Stored data –
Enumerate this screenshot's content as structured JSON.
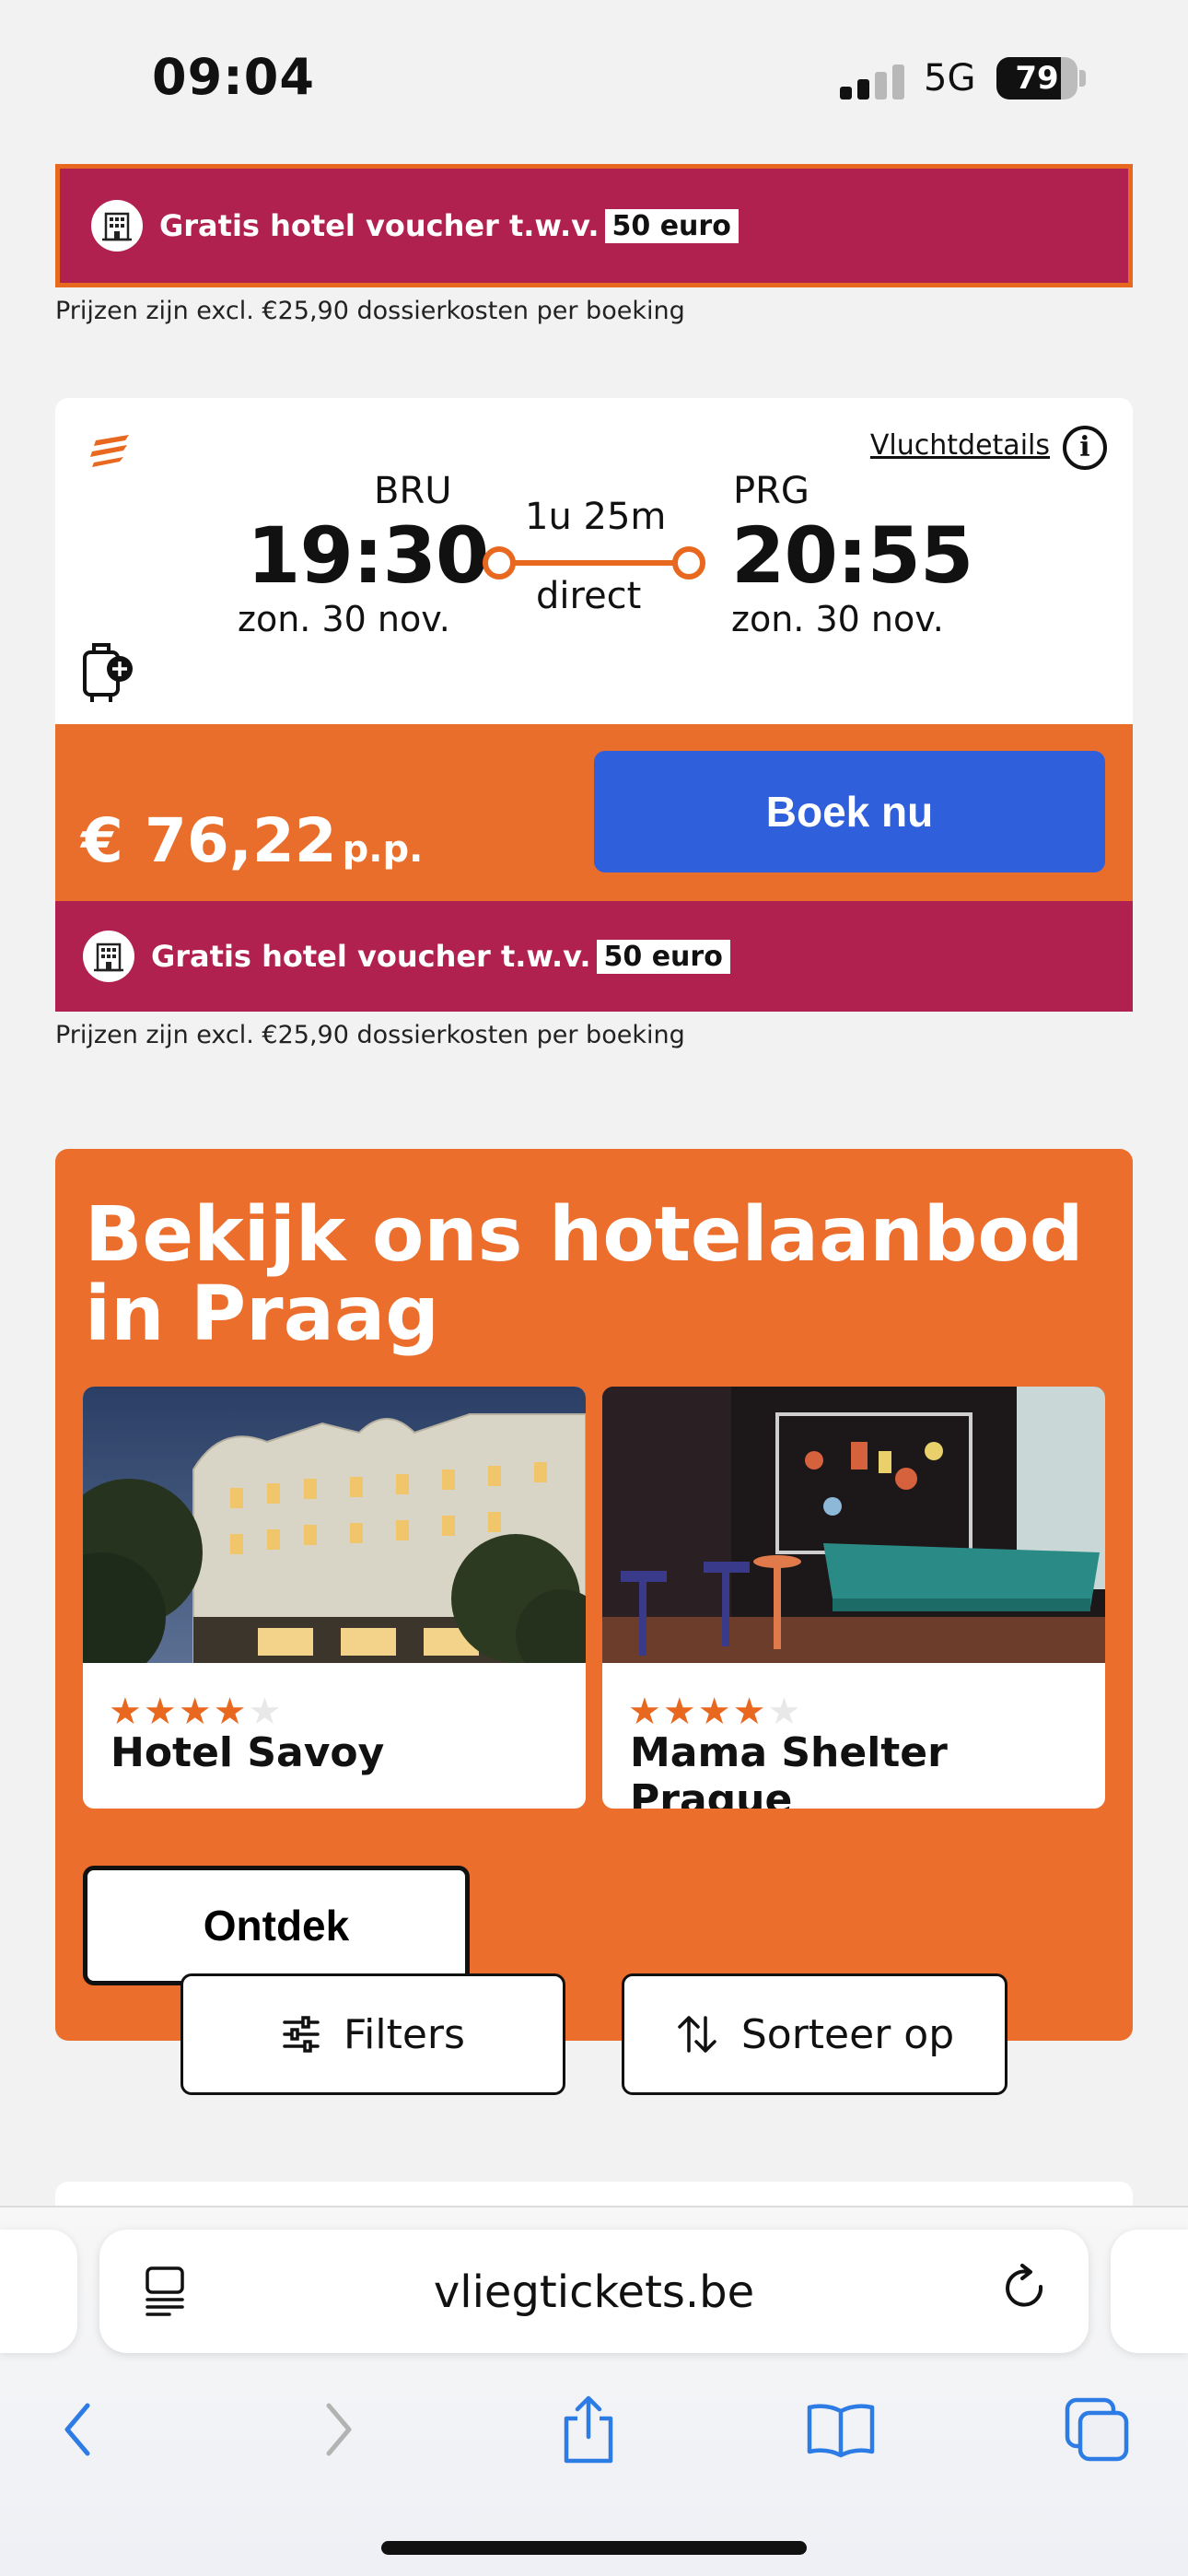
{
  "status_bar": {
    "time": "09:04",
    "network": "5G",
    "battery": "79",
    "battery_level": 0.79
  },
  "voucher": {
    "text": "Gratis hotel voucher t.w.v.",
    "amount": "50 euro"
  },
  "fineprint": "Prijzen zijn excl. €25,90 dossierkosten per boeking",
  "flight": {
    "details_link": "Vluchtdetails",
    "origin_code": "BRU",
    "departure_time": "19:30",
    "departure_date": "zon. 30 nov.",
    "duration": "1u 25m",
    "stops": "direct",
    "dest_code": "PRG",
    "arrival_time": "20:55",
    "arrival_date": "zon. 30 nov.",
    "price": "€ 76,22",
    "price_unit": "p.p.",
    "book_label": "Boek nu"
  },
  "hotels": {
    "title": "Bekijk ons hotelaanbod in Praag",
    "items": [
      {
        "name": "Hotel Savoy",
        "stars": 4,
        "max_stars": 5
      },
      {
        "name": "Mama Shelter Prague",
        "stars": 4,
        "max_stars": 5
      }
    ],
    "cta": "Ontdek"
  },
  "toolbar": {
    "filters_label": "Filters",
    "sort_label": "Sorteer op"
  },
  "browser": {
    "url": "vliegtickets.be"
  },
  "colors": {
    "orange": "#e96d2b",
    "magenta": "#b0214f",
    "blue": "#2f5fdb",
    "ios_blue": "#2d7be5"
  }
}
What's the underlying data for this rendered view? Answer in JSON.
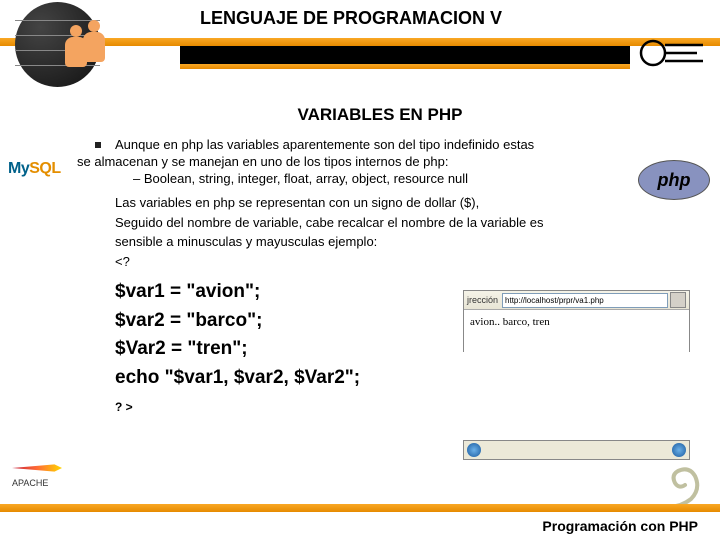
{
  "header": {
    "title": "LENGUAJE DE PROGRAMACION V"
  },
  "content": {
    "title": "VARIABLES EN PHP",
    "bullet1_part1": "Aunque en php las variables aparentemente son del tipo indefinido estas",
    "bullet1_part2": "se almacenan y se manejan en uno de los tipos internos de php:",
    "sub_bullet": "–   Boolean, string, integer, float, array, object, resource null",
    "para1": "Las variables en php se representan con un signo de dollar ($),",
    "para2": "Seguido del nombre de variable, cabe recalcar el nombre de la variable es",
    "para3": "sensible a minusculas y mayusculas ejemplo:",
    "code_open": "<?",
    "code_line1": "$var1 = \"avion\";",
    "code_line2": "$var2 = \"barco\";",
    "code_line3": "$Var2 = \"tren\";",
    "code_line4": "echo \"$var1, $var2, $Var2\";",
    "code_close": "? >"
  },
  "logos": {
    "mysql_my": "My",
    "mysql_sql": "SQL",
    "php": "php",
    "apache": "APACHE"
  },
  "browser": {
    "toolbar_label": "jrección",
    "url": "http://localhost/prpr/va1.php",
    "output": "avion.. barco, tren"
  },
  "footer": {
    "text": "Programación con PHP"
  }
}
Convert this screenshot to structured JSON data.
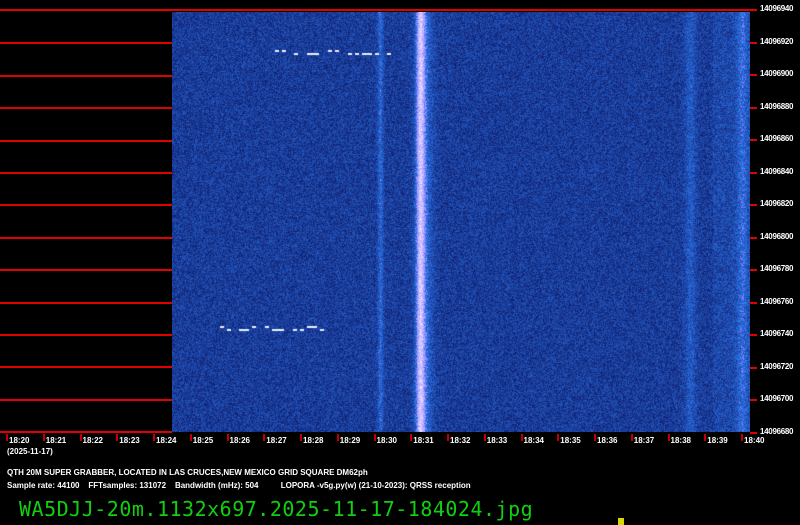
{
  "freq_labels": [
    "14096940",
    "14096920",
    "14096900",
    "14096880",
    "14096860",
    "14096840",
    "14096820",
    "14096800",
    "14096780",
    "14096760",
    "14096740",
    "14096720",
    "14096700",
    "14096680"
  ],
  "time_labels": [
    "18:20",
    "18:21",
    "18:22",
    "18:23",
    "18:24",
    "18:25",
    "18:26",
    "18:27",
    "18:28",
    "18:29",
    "18:30",
    "18:31",
    "18:32",
    "18:33",
    "18:34",
    "18:35",
    "18:36",
    "18:37",
    "18:38",
    "18:39",
    "18:40"
  ],
  "date_label": "(2025-11-17)",
  "info_line1": "QTH 20M SUPER GRABBER, LOCATED IN LAS CRUCES,NEW MEXICO GRID SQUARE DM62ph",
  "info_line2": "Sample rate: 44100    FFTsamples: 131072    Bandwidth (mHz): 504          LOPORA -v5g.py(w) (21-10-2023): QRSS reception",
  "filename": "WA5DJJ-20m.1132x697.2025-11-17-184024.jpg",
  "colors": {
    "background": "#000000",
    "grid_red": "#e00000",
    "spectrum_blue": "#1a2f8c",
    "filename_green": "#10d010"
  }
}
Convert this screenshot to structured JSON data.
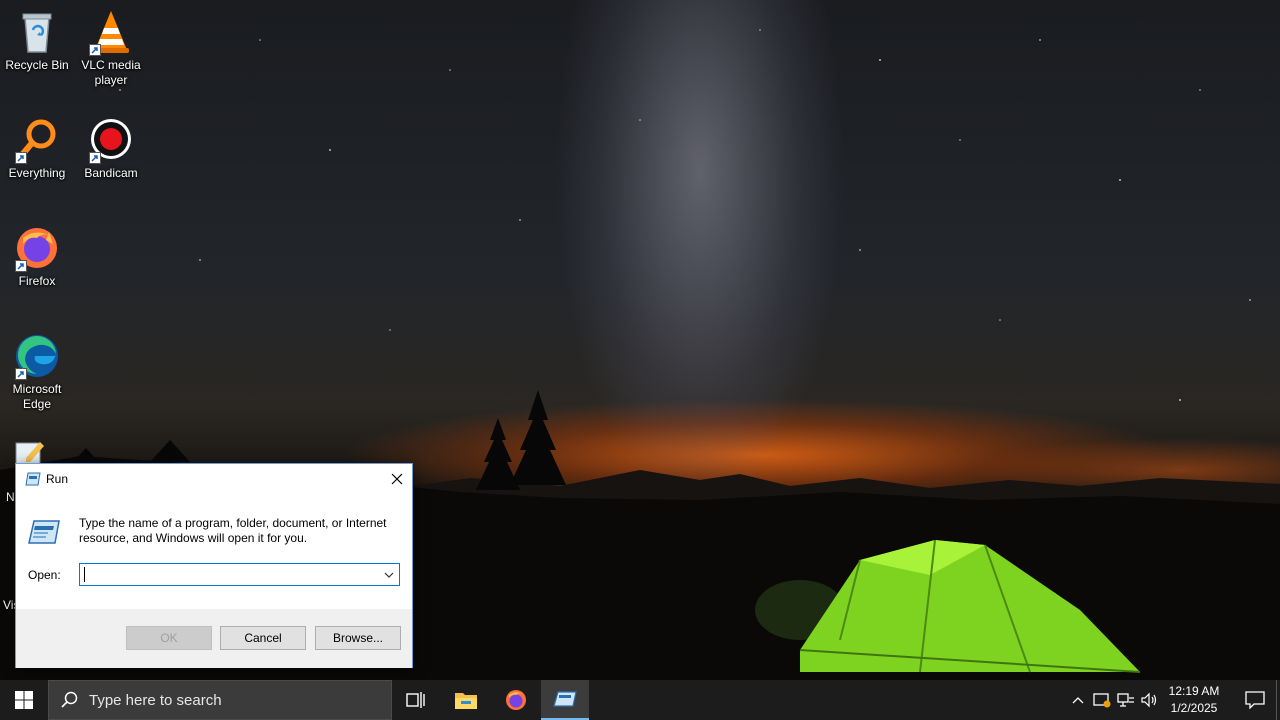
{
  "desktop": {
    "icons": [
      {
        "label": "Recycle Bin",
        "icon": "recycle-bin-icon"
      },
      {
        "label": "VLC media player",
        "icon": "vlc-icon"
      },
      {
        "label": "Everything",
        "icon": "everything-search-icon"
      },
      {
        "label": "Bandicam",
        "icon": "bandicam-icon"
      },
      {
        "label": "Firefox",
        "icon": "firefox-icon"
      },
      {
        "label": "Microsoft Edge",
        "icon": "edge-icon"
      }
    ],
    "partial_labels": [
      "N",
      "Vis"
    ]
  },
  "run_dialog": {
    "title": "Run",
    "message": "Type the name of a program, folder, document, or Internet resource, and Windows will open it for you.",
    "open_label": "Open:",
    "open_value": "",
    "ok_label": "OK",
    "cancel_label": "Cancel",
    "browse_label": "Browse..."
  },
  "taskbar": {
    "search_placeholder": "Type here to search",
    "time": "12:19 AM",
    "date": "1/2/2025"
  },
  "colors": {
    "accent": "#0078d7",
    "taskbar": "#1c1c1c",
    "active_indicator": "#76b9ed"
  }
}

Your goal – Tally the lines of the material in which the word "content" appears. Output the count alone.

Reply – 2